▶ Problem statement
Leave out the pictures and copy every record exactly.

======

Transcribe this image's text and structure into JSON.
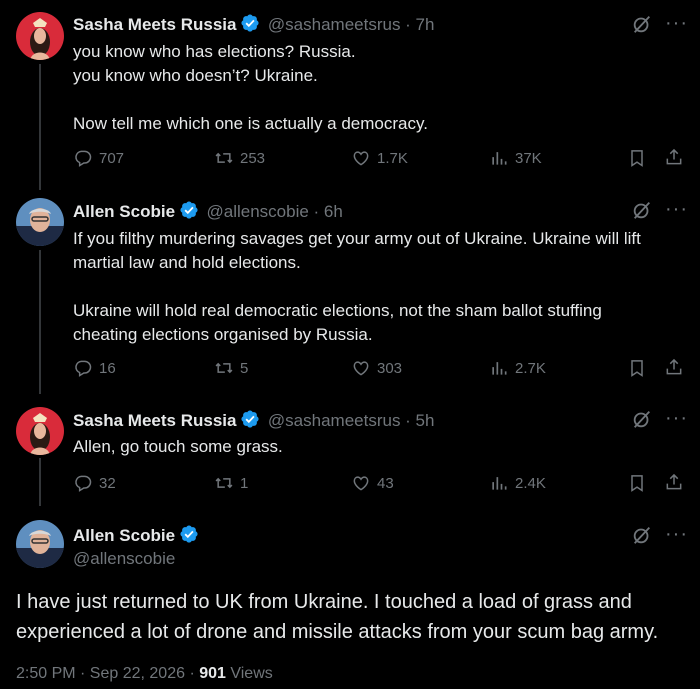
{
  "colors": {
    "background": "#000000",
    "text": "#e7e9ea",
    "muted": "#71767b",
    "verified": "#1d9bf0",
    "line": "#333639"
  },
  "tweets": [
    {
      "name": "Sasha Meets Russia",
      "handle": "@sashameetsrus · 7h",
      "lines": [
        "you know who has elections? Russia.",
        "you know who doesn’t? Ukraine.",
        "",
        "Now tell me which one is actually a democracy."
      ],
      "replies": "707",
      "reposts": "253",
      "likes": "1.7K",
      "views": "37K"
    },
    {
      "name": "Allen Scobie",
      "handle": "@allenscobie · 6h",
      "lines": [
        "If you filthy murdering savages get your army out of Ukraine. Ukraine will lift",
        "martial law and hold elections.",
        "",
        "Ukraine will hold real democratic elections, not the sham ballot stuffing",
        "cheating elections organised by Russia."
      ],
      "replies": "16",
      "reposts": "5",
      "likes": "303",
      "views": "2.7K"
    },
    {
      "name": "Sasha Meets Russia",
      "handle": "@sashameetsrus · 5h",
      "lines": [
        "Allen, go touch some grass."
      ],
      "replies": "32",
      "reposts": "1",
      "likes": "43",
      "views": "2.4K"
    }
  ],
  "main_tweet": {
    "name": "Allen Scobie",
    "handle": "@allenscobie",
    "lines": [
      "I have just returned to UK from Ukraine. I touched a load of grass and",
      "experienced a lot of drone and missile attacks from your scum bag army."
    ],
    "timestamp": "2:50 PM · Sep 22, 2026 · ",
    "views_count": "901",
    "views_label": " Views"
  },
  "icons": {
    "grok": "grok-icon",
    "more": "more-icon",
    "reply": "reply-icon",
    "repost": "repost-icon",
    "like": "like-icon",
    "views": "views-icon",
    "bookmark": "bookmark-icon",
    "share": "share-icon",
    "verified": "verified-badge-icon"
  },
  "more_glyph": "···"
}
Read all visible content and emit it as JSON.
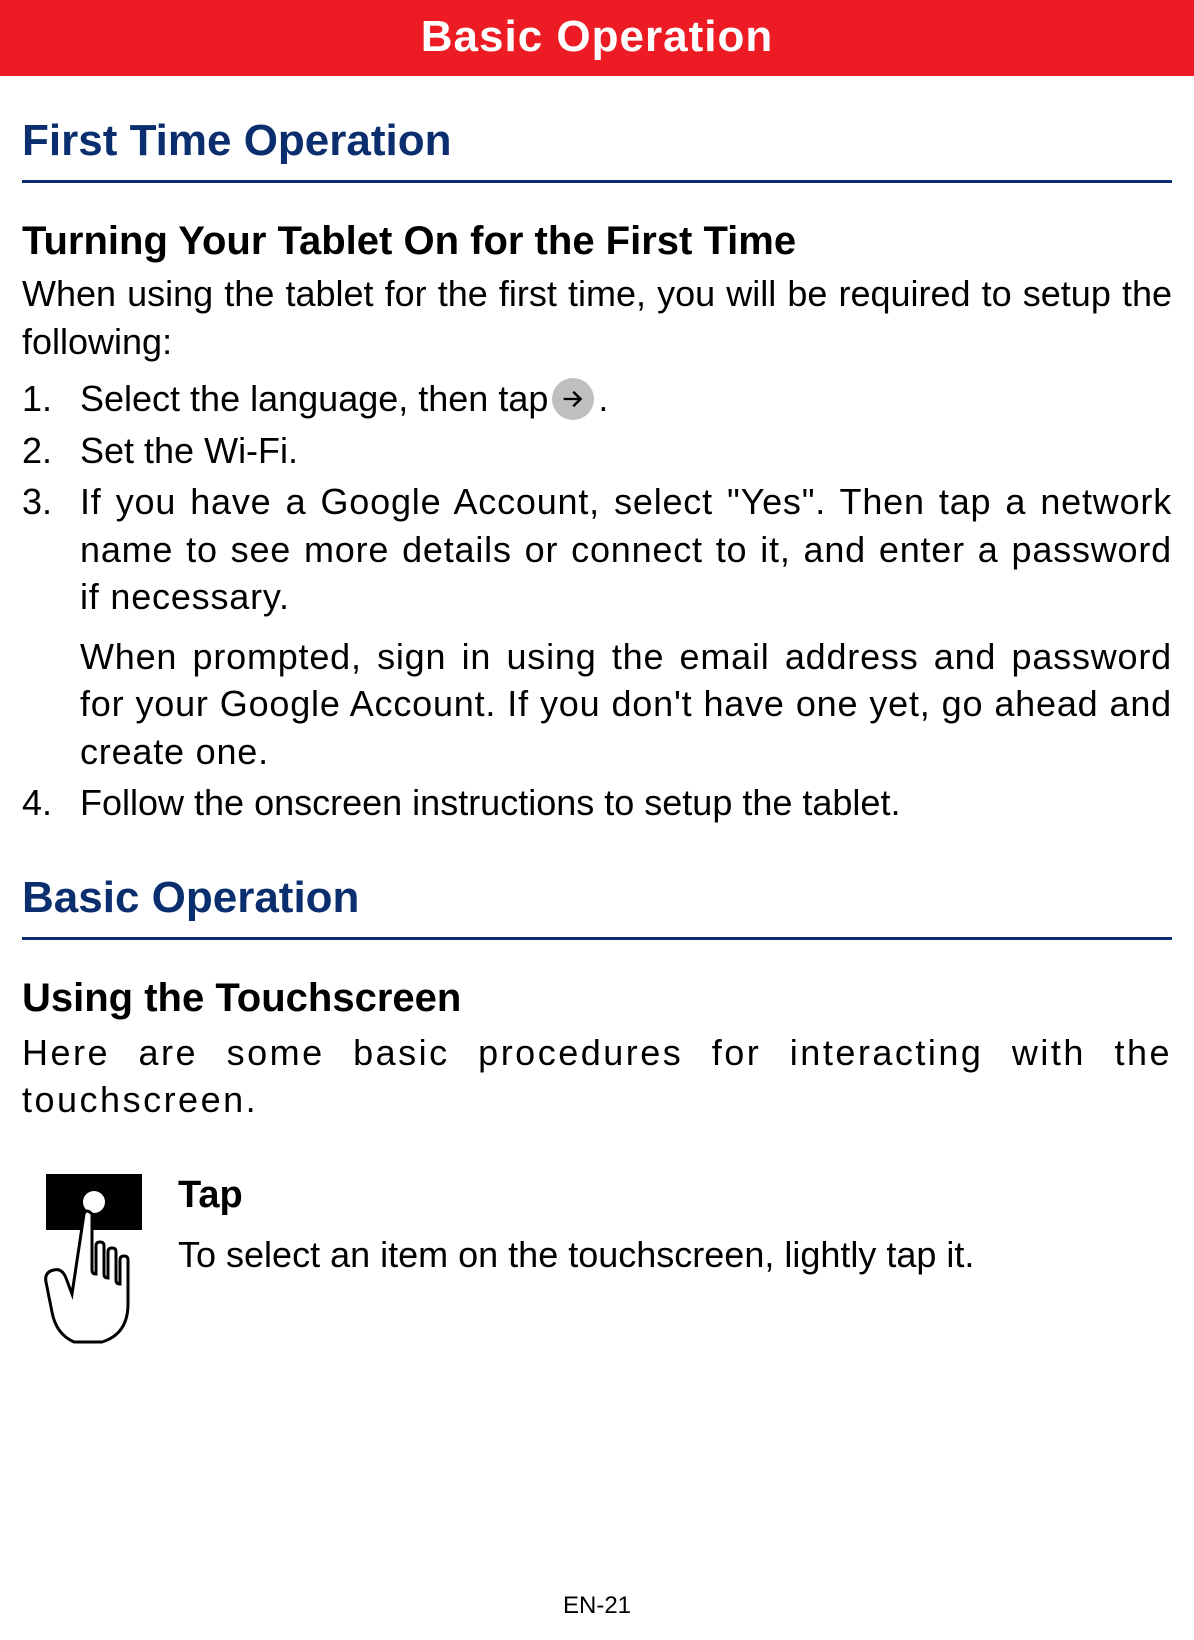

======

▶ Solution for this task
Transcribe this image's text and structure into JSON.
{
  "colors": {
    "background": "#000000",
    "text": "#e7e9ea",
    "muted": "#71767b",
    "verified": "#1d9bf0",
    "line": "#333639"
  },
  "tweets": [
    {
      "name": "Sasha Meets Russia",
      "handle": "@sashameetsrus · 7h",
      "lines": [
        "you know who has elections? Russia.",
        "you know who doesn’t? Ukraine.",
        "",
        "Now tell me which one is actually a democracy."
      ],
      "replies": "707",
      "reposts": "253",
      "likes": "1.7K",
      "views": "37K"
    },
    {
      "name": "Allen Scobie",
      "handle": "@allenscobie · 6h",
      "lines": [
        "If you filthy murdering savages get your army out of Ukraine. Ukraine will lift",
        "martial law and hold elections.",
        "",
        "Ukraine will hold real democratic elections, not the sham ballot stuffing",
        "cheating elections organised by Russia."
      ],
      "replies": "16",
      "reposts": "5",
      "likes": "303",
      "views": "2.7K"
    },
    {
      "name": "Sasha Meets Russia",
      "handle": "@sashameetsrus · 5h",
      "lines": [
        "Allen, go touch some grass."
      ],
      "replies": "32",
      "reposts": "1",
      "likes": "43",
      "views": "2.4K"
    }
  ],
  "main_tweet": {
    "name": "Allen Scobie",
    "handle": "@allenscobie",
    "lines": [
      "I have just returned to UK from Ukraine. I touched a load of grass and",
      "experienced a lot of drone and missile attacks from your scum bag army."
    ],
    "timestamp": "2:50 PM · Sep 22, 2026 · ",
    "views_count": "901",
    "views_label": " Views"
  },
  "icons": {
    "grok": "grok-icon",
    "more": "more-icon",
    "reply": "reply-icon",
    "repost": "repost-icon",
    "like": "like-icon",
    "views": "views-icon",
    "bookmark": "bookmark-icon",
    "share": "share-icon",
    "verified": "verified-badge-icon"
  },
  "more_glyph": "···"
}
Read all visible content and emit it as JSON.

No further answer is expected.